This new NASA Hubble Space Telescope image of the Antennae galaxies (NGC 4038-4039) is the sharpest yet of this merging pair of galaxies. During the course of the collision, billions of stars will be formed. The brightest and most compact of these star birth regions are called super star clusters.
The two spiral galaxies started to interact a few hundred million years ago, making the Antennae galaxies one of the nearest and youngest examples of a pair of colliding galaxies. Nearly half of the faint objects in the Antennae image are young clusters containing tens of thousands of stars. The orange blobs to the left and right of image center are the two cores of the original galaxies and consist mainly of old stars criss-crossed by filaments of dust, which appears brown in the image. The two galaxies are dotted with brilliant blue star-forming regions surrounded by glowing hydrogen gas, appearing in the image in pink.

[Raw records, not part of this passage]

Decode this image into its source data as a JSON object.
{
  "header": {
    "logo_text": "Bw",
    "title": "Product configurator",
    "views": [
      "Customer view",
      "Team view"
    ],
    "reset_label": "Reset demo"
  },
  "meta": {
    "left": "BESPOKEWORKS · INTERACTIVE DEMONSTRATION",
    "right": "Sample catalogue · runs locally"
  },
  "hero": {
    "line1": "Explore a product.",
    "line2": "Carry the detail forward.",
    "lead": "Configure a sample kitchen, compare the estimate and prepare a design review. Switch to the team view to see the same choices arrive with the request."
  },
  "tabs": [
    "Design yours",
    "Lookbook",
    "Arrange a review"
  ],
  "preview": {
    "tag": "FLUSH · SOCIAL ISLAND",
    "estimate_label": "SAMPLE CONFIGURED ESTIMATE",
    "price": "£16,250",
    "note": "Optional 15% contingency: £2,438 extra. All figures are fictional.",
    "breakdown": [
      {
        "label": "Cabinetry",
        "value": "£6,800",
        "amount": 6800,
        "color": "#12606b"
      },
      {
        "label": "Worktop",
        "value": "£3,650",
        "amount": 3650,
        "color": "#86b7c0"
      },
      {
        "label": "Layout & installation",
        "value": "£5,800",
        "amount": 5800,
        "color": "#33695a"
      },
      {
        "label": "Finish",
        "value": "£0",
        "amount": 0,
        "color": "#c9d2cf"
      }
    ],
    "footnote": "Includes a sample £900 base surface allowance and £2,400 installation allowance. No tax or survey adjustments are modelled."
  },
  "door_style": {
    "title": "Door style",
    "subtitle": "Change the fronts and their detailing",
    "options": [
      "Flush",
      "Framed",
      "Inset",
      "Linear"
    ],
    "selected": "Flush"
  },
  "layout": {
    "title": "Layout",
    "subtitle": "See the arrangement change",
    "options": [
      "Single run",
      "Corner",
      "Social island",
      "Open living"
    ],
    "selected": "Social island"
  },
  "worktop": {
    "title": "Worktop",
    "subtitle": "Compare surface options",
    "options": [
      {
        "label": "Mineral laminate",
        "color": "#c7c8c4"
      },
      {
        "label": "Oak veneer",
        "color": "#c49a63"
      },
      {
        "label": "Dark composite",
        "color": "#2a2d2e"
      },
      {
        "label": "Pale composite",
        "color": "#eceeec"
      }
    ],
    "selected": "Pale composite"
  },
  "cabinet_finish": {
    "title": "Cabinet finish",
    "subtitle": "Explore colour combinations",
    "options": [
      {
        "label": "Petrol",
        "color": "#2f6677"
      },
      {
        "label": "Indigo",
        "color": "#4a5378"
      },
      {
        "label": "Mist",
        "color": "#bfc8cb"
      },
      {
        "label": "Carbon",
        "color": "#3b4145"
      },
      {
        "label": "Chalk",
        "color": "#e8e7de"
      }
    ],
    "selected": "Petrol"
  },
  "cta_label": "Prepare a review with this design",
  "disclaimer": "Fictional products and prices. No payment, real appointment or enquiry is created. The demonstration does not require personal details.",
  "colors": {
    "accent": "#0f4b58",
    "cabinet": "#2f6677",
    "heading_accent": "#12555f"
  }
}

The new image allows astronomers to better distinguish between the stars and super star clusters created in the collision of two spiral galaxies. By age dating the clusters in the image, astronomers find that only about 10 percent of the newly formed super star clusters in the Antennae will survive beyond the first 10 million years. The vast majority of the super star clusters formed during this interaction will disperse, with the individual stars becoming part of the smooth background of the galaxy. It is however believed that about a hundred of the most massive clusters will survive to form regular globular clusters, similar to the globular clusters found in our own Milky Way galaxy.
The Antennae galaxies take their name from the long antenna-like "arms" extending far out from the nuclei of the two galaxies, best seen by ground-based telescopes. These "tidal tails" were formed during the initial encounter of the galaxies some 200 to 300 million years ago. They give us a preview of what may happen when our Milky Way galaxy will collide with the neighboring Andromeda galaxy in several billion years.
October 16, 2006
Credit: NASA, ESA, and the Hubble Heritage Team (STScI/AURA)-ESA/Hubble Collaboration